*** Extracted information ***
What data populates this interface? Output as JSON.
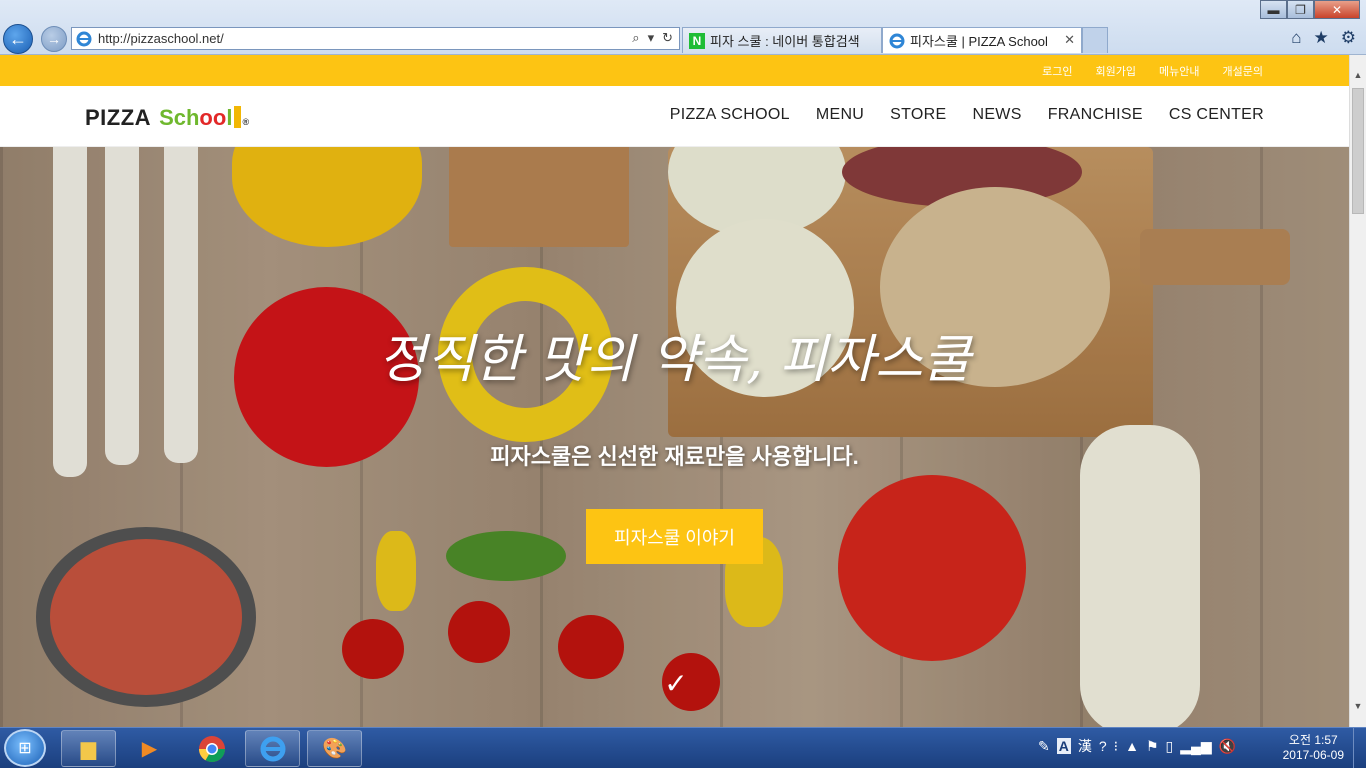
{
  "browser": {
    "address": "http://pizzaschool.net/",
    "tabs": [
      {
        "label": "피자 스쿨 : 네이버 통합검색",
        "favicon": "N"
      },
      {
        "label": "피자스쿨 | PIZZA School",
        "favicon": "ie"
      }
    ],
    "window_buttons": {
      "minimize": "▬",
      "maximize": "❐",
      "close": "✕"
    }
  },
  "site": {
    "utility_links": [
      "로그인",
      "회원가입",
      "메뉴안내",
      "개설문의"
    ],
    "logo": {
      "word1": "PIZZA",
      "word2a": "Sch",
      "word2b": "oo",
      "word2c": "l",
      "reg": "®"
    },
    "nav": [
      "PIZZA SCHOOL",
      "MENU",
      "STORE",
      "NEWS",
      "FRANCHISE",
      "CS CENTER"
    ],
    "hero": {
      "title": "정직한 맛의 약속, 피자스쿨",
      "subtitle": "피자스쿨은 신선한 재료만을 사용합니다.",
      "button": "피자스쿨 이야기",
      "scroll_icon": "✓"
    },
    "colors": {
      "accent": "#fdc413",
      "logo_green": "#6fb82e",
      "logo_red": "#e22828"
    }
  },
  "taskbar": {
    "apps": [
      "explorer",
      "media-player",
      "chrome",
      "internet-explorer",
      "paint"
    ],
    "clock_time": "오전 1:57",
    "clock_date": "2017-06-09",
    "tray_lang": "A",
    "tray_hanja": "漢"
  }
}
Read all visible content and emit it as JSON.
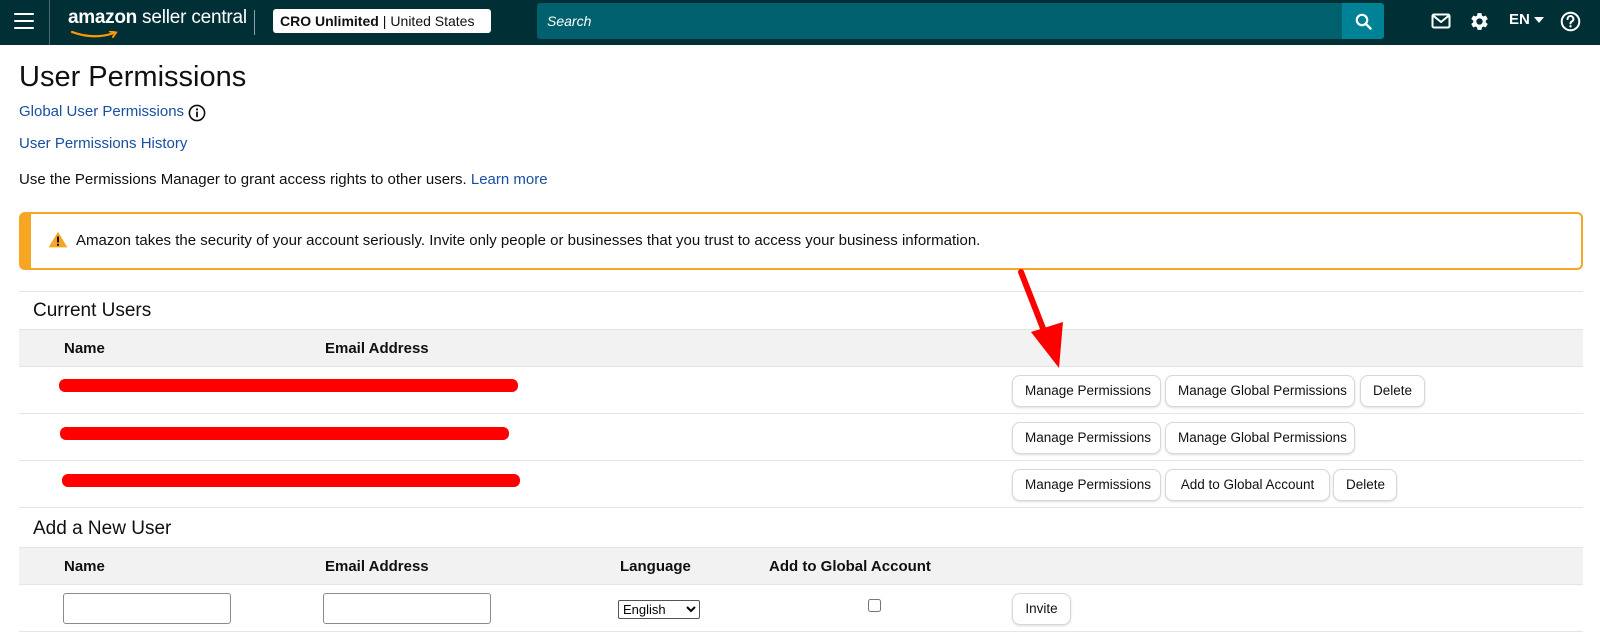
{
  "header": {
    "logo_brand": "amazon",
    "logo_rest": " seller central",
    "account_name": "CRO Unlimited",
    "account_separator": "|",
    "account_region": "United States",
    "search_placeholder": "Search",
    "language": "EN",
    "icons": [
      "menu-icon",
      "search-icon",
      "mail-icon",
      "gear-icon",
      "chevron-down-icon",
      "help-icon"
    ]
  },
  "page": {
    "title": "User Permissions",
    "global_link": "Global User Permissions",
    "history_link": "User Permissions History",
    "intro_text": "Use the Permissions Manager to grant access rights to other users.",
    "learn_more": "Learn more",
    "alert_text": "Amazon takes the security of your account seriously. Invite only people or businesses that you trust to access your business information."
  },
  "current_users": {
    "title": "Current Users",
    "columns": [
      "Name",
      "Email Address"
    ],
    "rows": [
      {
        "actions": [
          "Manage Permissions",
          "Manage Global Permissions",
          "Delete"
        ]
      },
      {
        "actions": [
          "Manage Permissions",
          "Manage Global Permissions"
        ]
      },
      {
        "actions": [
          "Manage Permissions",
          "Add to Global Account",
          "Delete"
        ]
      }
    ]
  },
  "new_user": {
    "title": "Add a New User",
    "columns": [
      "Name",
      "Email Address",
      "Language",
      "Add to Global Account"
    ],
    "name_value": "",
    "email_value": "",
    "language_selected": "English",
    "add_to_global_checked": false,
    "invite_label": "Invite"
  },
  "colors": {
    "header_bg": "#002f36",
    "search_bg": "#00606e",
    "search_button": "#008296",
    "link": "#1a4fa0",
    "alert_border": "#f6a623",
    "redaction": "#ff0000",
    "annotation_arrow": "#ff0000"
  }
}
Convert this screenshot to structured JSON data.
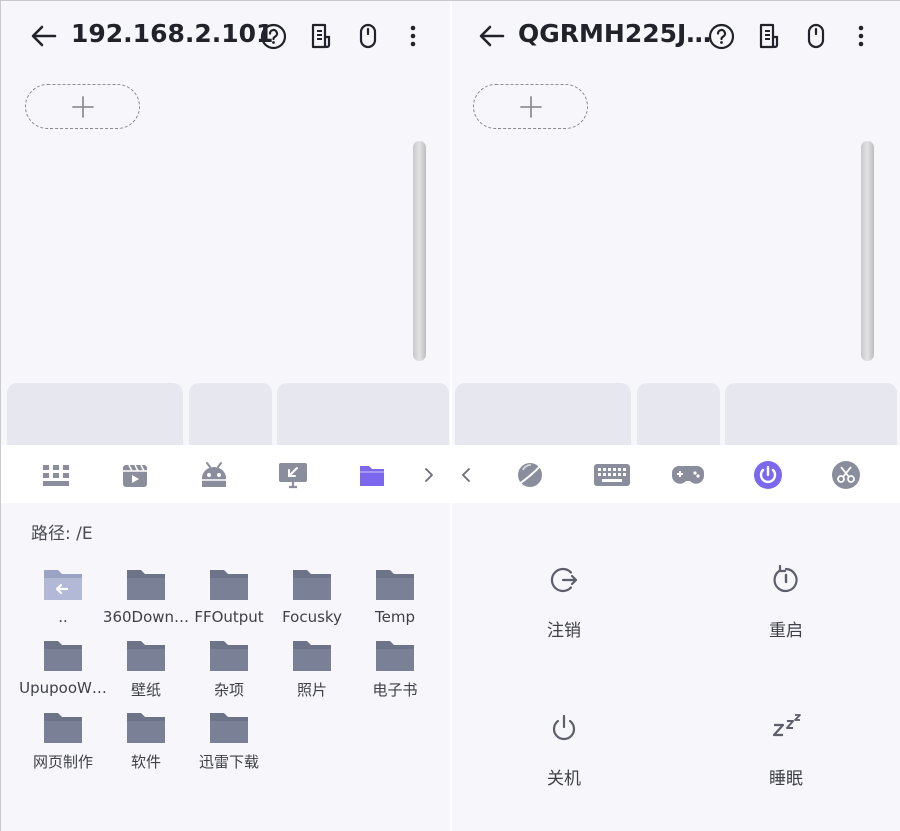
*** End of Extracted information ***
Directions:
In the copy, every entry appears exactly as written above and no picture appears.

Solution to this exercise:
What data populates this interface? Output as JSON.
{
  "browser": {
    "address": "http://pizzaschool.net/",
    "tabs": [
      {
        "label": "피자 스쿨 : 네이버 통합검색",
        "favicon": "N"
      },
      {
        "label": "피자스쿨 | PIZZA School",
        "favicon": "ie"
      }
    ],
    "window_buttons": {
      "minimize": "▬",
      "maximize": "❐",
      "close": "✕"
    }
  },
  "site": {
    "utility_links": [
      "로그인",
      "회원가입",
      "메뉴안내",
      "개설문의"
    ],
    "logo": {
      "word1": "PIZZA",
      "word2a": "Sch",
      "word2b": "oo",
      "word2c": "l",
      "reg": "®"
    },
    "nav": [
      "PIZZA SCHOOL",
      "MENU",
      "STORE",
      "NEWS",
      "FRANCHISE",
      "CS CENTER"
    ],
    "hero": {
      "title": "정직한 맛의 약속, 피자스쿨",
      "subtitle": "피자스쿨은 신선한 재료만을 사용합니다.",
      "button": "피자스쿨 이야기",
      "scroll_icon": "✓"
    },
    "colors": {
      "accent": "#fdc413",
      "logo_green": "#6fb82e",
      "logo_red": "#e22828"
    }
  },
  "taskbar": {
    "apps": [
      "explorer",
      "media-player",
      "chrome",
      "internet-explorer",
      "paint"
    ],
    "clock_time": "오전 1:57",
    "clock_date": "2017-06-09",
    "tray_lang": "A",
    "tray_hanja": "漢"
  }
}
Read all visible content and emit it as JSON.
{
  "header": {
    "logo_brand": "amazon",
    "logo_rest": " seller central",
    "account_name": "CRO Unlimited",
    "account_separator": "|",
    "account_region": "United States",
    "search_placeholder": "Search",
    "language": "EN",
    "icons": [
      "menu-icon",
      "search-icon",
      "mail-icon",
      "gear-icon",
      "chevron-down-icon",
      "help-icon"
    ]
  },
  "page": {
    "title": "User Permissions",
    "global_link": "Global User Permissions",
    "history_link": "User Permissions History",
    "intro_text": "Use the Permissions Manager to grant access rights to other users.",
    "learn_more": "Learn more",
    "alert_text": "Amazon takes the security of your account seriously. Invite only people or businesses that you trust to access your business information."
  },
  "current_users": {
    "title": "Current Users",
    "columns": [
      "Name",
      "Email Address"
    ],
    "rows": [
      {
        "actions": [
          "Manage Permissions",
          "Manage Global Permissions",
          "Delete"
        ]
      },
      {
        "actions": [
          "Manage Permissions",
          "Manage Global Permissions"
        ]
      },
      {
        "actions": [
          "Manage Permissions",
          "Add to Global Account",
          "Delete"
        ]
      }
    ]
  },
  "new_user": {
    "title": "Add a New User",
    "columns": [
      "Name",
      "Email Address",
      "Language",
      "Add to Global Account"
    ],
    "name_value": "",
    "email_value": "",
    "language_selected": "English",
    "add_to_global_checked": false,
    "invite_label": "Invite"
  },
  "colors": {
    "header_bg": "#002f36",
    "search_bg": "#00606e",
    "search_button": "#008296",
    "link": "#1a4fa0",
    "alert_border": "#f6a623",
    "redaction": "#ff0000",
    "annotation_arrow": "#ff0000"
  }
}
Convert this screenshot to structured JSON data.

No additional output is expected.